The Bill also touched on past performance and reputation. I refer to the regulation of tenders Bill 2019, which I will move on First Stage next week. I hope to get the support of Fianna Fáil and I remain optimistic in that regard. It is a genuine attempt by us, as tonight's Bill is by Fianna Fáil, to try to address some of the genuine concerns that exist.
While the Bill gives powers to the Comptroller and Auditor General to examine cost overruns, we must get to a situation where we do not have cost overruns because we can nip them in the bud at the tendering and procurement stage. That is what our Bill aims to do.
I will not name any contractor or project but we cannot have a situation where a contractor consistently underbids for some of the major State contracts and ends up costing more in some cases than the highest bidder. That cannot continue because it is costing us hundreds of millions. In this case, it has cost us €450 million. That needs to stop. The Fianna Fáil Bill that is proposed is a genuine attempt to try to address some of the concerns. We will support it in good faith.
I am disgusted at the lack of support for the Bill from the Government. I do not understand why it is not lending its support to it. Even if the Government has concerns about the Bill, it should support it. We should be united in our voices in saying that we want to address the issue once and for all, regardless of who is in government. Given the circumstances, it was childish of the Minister of State, Deputy D'Arcy, to hurl accusations at Fianna Fáil about the overruns it presided over while in government. We must get away from that. The public does not care whether Fine Gael is in government, we are in government or Fianna Fáil is in government. An overrun is an overrun and the public ends up paying for it in the long run, and that needs to stop because people are losing faith in the process. We need to fix it now. We have a very small window of opportunity.
I urge the Minister of State to be more open to suggestions from other Opposition parties than he is tonight on the Fianna Fáil Bill. I ask him to consider supporting the Bill on Thursday during the voting bloc and allow it to go to Committee Stage. We can address on Committee Stage all the concerns he has raised.

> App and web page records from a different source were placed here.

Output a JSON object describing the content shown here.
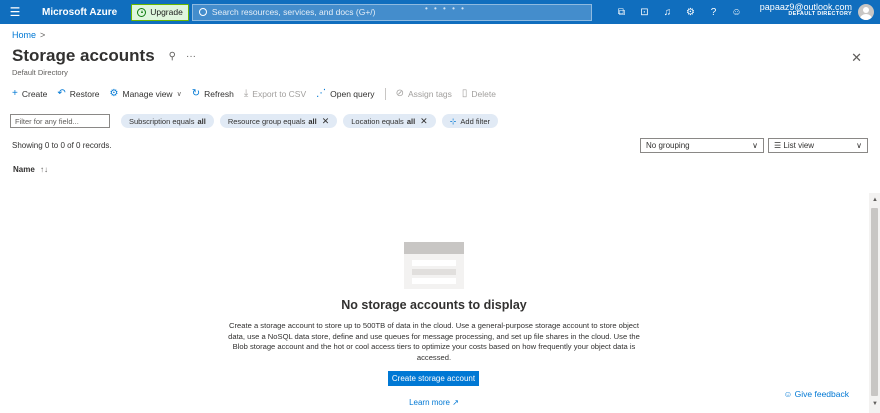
{
  "topbar": {
    "brand": "Microsoft Azure",
    "upgrade_label": "Upgrade",
    "search_placeholder": "Search resources, services, and docs (G+/)",
    "icons": [
      "cloud-shell-icon",
      "directory-filter-icon",
      "notifications-icon",
      "settings-icon",
      "help-icon",
      "feedback-icon"
    ],
    "account_email": "papaaz9@outlook.com",
    "account_directory": "DEFAULT DIRECTORY"
  },
  "breadcrumb": {
    "home": "Home",
    "sep": ">"
  },
  "page": {
    "title": "Storage accounts",
    "subtitle": "Default Directory"
  },
  "toolbar": {
    "create": "Create",
    "restore": "Restore",
    "manage_view": "Manage view",
    "refresh": "Refresh",
    "export_csv": "Export to CSV",
    "open_query": "Open query",
    "assign_tags": "Assign tags",
    "delete": "Delete"
  },
  "filters": {
    "placeholder": "Filter for any field...",
    "subscription_label": "Subscription equals",
    "subscription_value": "all",
    "resource_group_label": "Resource group equals",
    "resource_group_value": "all",
    "location_label": "Location equals",
    "location_value": "all",
    "add_filter": "Add filter"
  },
  "records": {
    "summary": "Showing 0 to 0 of 0 records.",
    "grouping": "No grouping",
    "view": "List view"
  },
  "table": {
    "column_name": "Name",
    "sort_glyph": "↑↓"
  },
  "empty_state": {
    "title": "No storage accounts to display",
    "description": "Create a storage account to store up to 500TB of data in the cloud. Use a general-purpose storage account to store object data, use a NoSQL data store, define and use queues for message processing, and set up file shares in the cloud. Use the Blob storage account and the hot or cool access tiers to optimize your costs based on how frequently your object data is accessed.",
    "cta": "Create storage account",
    "learn_more": "Learn more"
  },
  "feedback": "Give feedback",
  "colors": {
    "topbar": "#106ebe",
    "accent": "#0078d4",
    "pill": "#e1eaf5",
    "text": "#323130"
  }
}
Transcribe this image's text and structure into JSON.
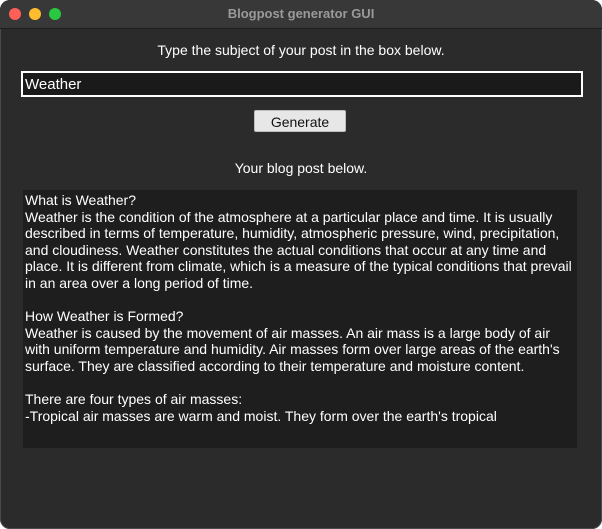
{
  "window": {
    "title": "Blogpost generator GUI"
  },
  "form": {
    "instruction": "Type the subject of your post in the box below.",
    "subject_value": "Weather",
    "generate_label": "Generate"
  },
  "output": {
    "label": "Your blog post below.",
    "text": "What is Weather?\nWeather is the condition of the atmosphere at a particular place and time. It is usually described in terms of temperature, humidity, atmospheric pressure, wind, precipitation, and cloudiness. Weather constitutes the actual conditions that occur at any time and place. It is different from climate, which is a measure of the typical conditions that prevail in an area over a long period of time.\n\nHow Weather is Formed?\nWeather is caused by the movement of air masses. An air mass is a large body of air with uniform temperature and humidity. Air masses form over large areas of the earth's surface. They are classified according to their temperature and moisture content.\n\nThere are four types of air masses:\n-Tropical air masses are warm and moist. They form over the earth's tropical"
  },
  "colors": {
    "window_bg": "#2b2b2b",
    "titlebar_bg": "#383838",
    "close": "#fe5f57",
    "minimize": "#febc2e",
    "maximize": "#28c840",
    "text_area_bg": "#1e1e1e",
    "input_border": "#ffffff",
    "button_bg": "#e7e7e7"
  }
}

I share one of the concerns he outlined, but opposing the Bill is sending out the wrong message if the House cannot even bloody agree to send to Committee Stage the very first legislation that is introduced to try to address properly the issues we have been discussing in recent weeks.